Your instructions.
Look through the data below and show every line that includes "text".

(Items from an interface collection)
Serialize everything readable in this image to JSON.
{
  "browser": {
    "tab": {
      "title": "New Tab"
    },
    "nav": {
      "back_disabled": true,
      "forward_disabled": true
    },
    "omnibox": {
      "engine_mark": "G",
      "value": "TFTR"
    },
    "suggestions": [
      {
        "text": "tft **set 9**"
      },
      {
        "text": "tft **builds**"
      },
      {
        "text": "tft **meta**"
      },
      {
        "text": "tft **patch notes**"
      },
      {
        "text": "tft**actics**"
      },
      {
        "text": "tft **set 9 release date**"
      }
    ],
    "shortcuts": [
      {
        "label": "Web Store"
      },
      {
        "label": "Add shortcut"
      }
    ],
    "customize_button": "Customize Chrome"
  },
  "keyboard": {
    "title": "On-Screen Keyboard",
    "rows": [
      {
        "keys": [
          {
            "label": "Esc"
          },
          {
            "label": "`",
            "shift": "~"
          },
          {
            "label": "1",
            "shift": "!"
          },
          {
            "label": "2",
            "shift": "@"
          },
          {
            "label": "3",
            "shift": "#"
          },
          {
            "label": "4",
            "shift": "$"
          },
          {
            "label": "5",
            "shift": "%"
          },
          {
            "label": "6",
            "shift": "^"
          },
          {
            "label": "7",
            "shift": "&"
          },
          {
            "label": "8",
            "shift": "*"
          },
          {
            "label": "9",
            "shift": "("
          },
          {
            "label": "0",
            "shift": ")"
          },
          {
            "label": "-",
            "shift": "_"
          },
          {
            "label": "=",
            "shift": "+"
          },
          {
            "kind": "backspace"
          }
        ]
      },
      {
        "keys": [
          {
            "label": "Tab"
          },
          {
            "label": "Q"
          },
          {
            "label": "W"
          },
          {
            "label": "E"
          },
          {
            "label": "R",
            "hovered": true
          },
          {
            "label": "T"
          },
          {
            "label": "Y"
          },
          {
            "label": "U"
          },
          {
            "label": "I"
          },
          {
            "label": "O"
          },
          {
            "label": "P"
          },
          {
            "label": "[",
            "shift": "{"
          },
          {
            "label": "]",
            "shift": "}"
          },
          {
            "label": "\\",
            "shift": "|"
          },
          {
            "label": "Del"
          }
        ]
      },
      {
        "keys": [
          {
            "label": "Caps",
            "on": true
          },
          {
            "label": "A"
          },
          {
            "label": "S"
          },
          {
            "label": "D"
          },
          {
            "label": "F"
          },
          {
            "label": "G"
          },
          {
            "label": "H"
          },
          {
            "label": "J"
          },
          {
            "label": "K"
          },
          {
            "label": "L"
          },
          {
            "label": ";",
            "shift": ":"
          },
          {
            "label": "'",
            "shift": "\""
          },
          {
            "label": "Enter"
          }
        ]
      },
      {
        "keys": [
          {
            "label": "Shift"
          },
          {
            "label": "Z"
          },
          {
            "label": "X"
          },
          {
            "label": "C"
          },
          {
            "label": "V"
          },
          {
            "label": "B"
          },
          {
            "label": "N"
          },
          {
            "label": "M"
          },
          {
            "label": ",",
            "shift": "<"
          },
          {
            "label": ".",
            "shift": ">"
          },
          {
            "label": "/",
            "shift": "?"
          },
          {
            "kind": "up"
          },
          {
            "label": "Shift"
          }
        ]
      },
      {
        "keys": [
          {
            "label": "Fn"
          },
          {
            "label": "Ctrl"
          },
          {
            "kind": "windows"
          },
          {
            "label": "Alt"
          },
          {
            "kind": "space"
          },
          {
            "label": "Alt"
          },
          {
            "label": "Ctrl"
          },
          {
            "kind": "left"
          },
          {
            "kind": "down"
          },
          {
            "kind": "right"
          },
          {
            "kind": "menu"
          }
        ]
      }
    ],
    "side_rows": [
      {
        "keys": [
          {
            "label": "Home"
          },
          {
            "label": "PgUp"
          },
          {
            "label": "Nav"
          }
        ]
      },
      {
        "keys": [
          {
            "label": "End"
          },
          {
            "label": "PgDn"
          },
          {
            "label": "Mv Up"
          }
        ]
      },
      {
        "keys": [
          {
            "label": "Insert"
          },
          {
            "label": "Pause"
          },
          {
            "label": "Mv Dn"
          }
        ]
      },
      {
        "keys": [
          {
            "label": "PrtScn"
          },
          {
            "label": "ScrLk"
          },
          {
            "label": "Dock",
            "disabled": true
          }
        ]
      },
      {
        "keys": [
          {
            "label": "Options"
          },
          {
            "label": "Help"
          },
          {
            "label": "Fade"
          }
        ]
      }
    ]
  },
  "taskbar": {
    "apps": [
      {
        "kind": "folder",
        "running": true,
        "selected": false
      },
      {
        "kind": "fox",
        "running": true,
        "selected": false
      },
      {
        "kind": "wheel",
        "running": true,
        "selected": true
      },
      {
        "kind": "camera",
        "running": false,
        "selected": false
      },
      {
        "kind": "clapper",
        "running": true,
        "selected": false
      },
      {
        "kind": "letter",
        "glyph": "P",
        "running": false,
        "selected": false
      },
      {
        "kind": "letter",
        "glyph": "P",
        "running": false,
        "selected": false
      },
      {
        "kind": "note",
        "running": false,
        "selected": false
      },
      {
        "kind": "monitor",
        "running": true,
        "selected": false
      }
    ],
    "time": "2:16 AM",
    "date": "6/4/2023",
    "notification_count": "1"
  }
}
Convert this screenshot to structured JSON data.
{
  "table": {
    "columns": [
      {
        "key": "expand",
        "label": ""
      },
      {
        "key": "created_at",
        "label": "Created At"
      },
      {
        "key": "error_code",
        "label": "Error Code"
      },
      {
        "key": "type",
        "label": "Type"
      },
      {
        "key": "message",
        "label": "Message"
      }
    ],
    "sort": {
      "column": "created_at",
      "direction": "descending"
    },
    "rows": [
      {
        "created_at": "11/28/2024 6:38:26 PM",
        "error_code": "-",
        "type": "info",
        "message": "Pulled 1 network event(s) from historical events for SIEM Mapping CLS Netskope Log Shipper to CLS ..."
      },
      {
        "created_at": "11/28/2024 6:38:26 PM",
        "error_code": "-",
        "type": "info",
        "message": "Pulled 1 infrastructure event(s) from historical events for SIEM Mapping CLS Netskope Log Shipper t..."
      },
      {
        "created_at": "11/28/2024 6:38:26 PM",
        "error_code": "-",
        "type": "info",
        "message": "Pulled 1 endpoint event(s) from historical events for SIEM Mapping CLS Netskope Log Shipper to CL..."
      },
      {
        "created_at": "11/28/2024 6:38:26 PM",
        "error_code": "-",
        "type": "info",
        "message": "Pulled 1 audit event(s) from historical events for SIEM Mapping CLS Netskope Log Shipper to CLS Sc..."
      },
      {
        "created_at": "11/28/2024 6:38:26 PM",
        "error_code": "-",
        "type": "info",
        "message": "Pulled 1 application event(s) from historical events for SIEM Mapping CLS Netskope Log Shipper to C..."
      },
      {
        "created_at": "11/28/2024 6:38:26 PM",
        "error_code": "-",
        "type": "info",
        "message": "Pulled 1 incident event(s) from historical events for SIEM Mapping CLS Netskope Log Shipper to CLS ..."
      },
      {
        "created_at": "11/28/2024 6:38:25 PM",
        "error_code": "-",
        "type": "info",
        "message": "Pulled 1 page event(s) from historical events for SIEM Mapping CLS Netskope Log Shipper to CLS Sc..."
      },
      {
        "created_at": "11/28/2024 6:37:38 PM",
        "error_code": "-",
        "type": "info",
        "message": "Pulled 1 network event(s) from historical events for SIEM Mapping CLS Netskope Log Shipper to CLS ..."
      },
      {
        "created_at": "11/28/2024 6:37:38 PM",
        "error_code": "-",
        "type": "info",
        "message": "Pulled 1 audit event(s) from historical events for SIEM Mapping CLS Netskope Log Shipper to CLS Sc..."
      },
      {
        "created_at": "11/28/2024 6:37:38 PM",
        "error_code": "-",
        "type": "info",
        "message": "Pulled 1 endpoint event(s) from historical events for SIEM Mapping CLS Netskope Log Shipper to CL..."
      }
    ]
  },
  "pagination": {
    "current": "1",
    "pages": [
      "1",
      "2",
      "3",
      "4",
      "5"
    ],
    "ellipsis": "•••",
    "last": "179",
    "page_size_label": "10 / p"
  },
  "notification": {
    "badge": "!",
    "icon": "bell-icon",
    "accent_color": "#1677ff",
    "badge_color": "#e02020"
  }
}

Solved exercise.
        "text": "tft **set 9**"
        "text": "tft **builds**"
        "text": "tft **meta**"
        "text": "tft **patch notes**"
        "text": "tft**actics**"
        "text": "tft **set 9 release date**"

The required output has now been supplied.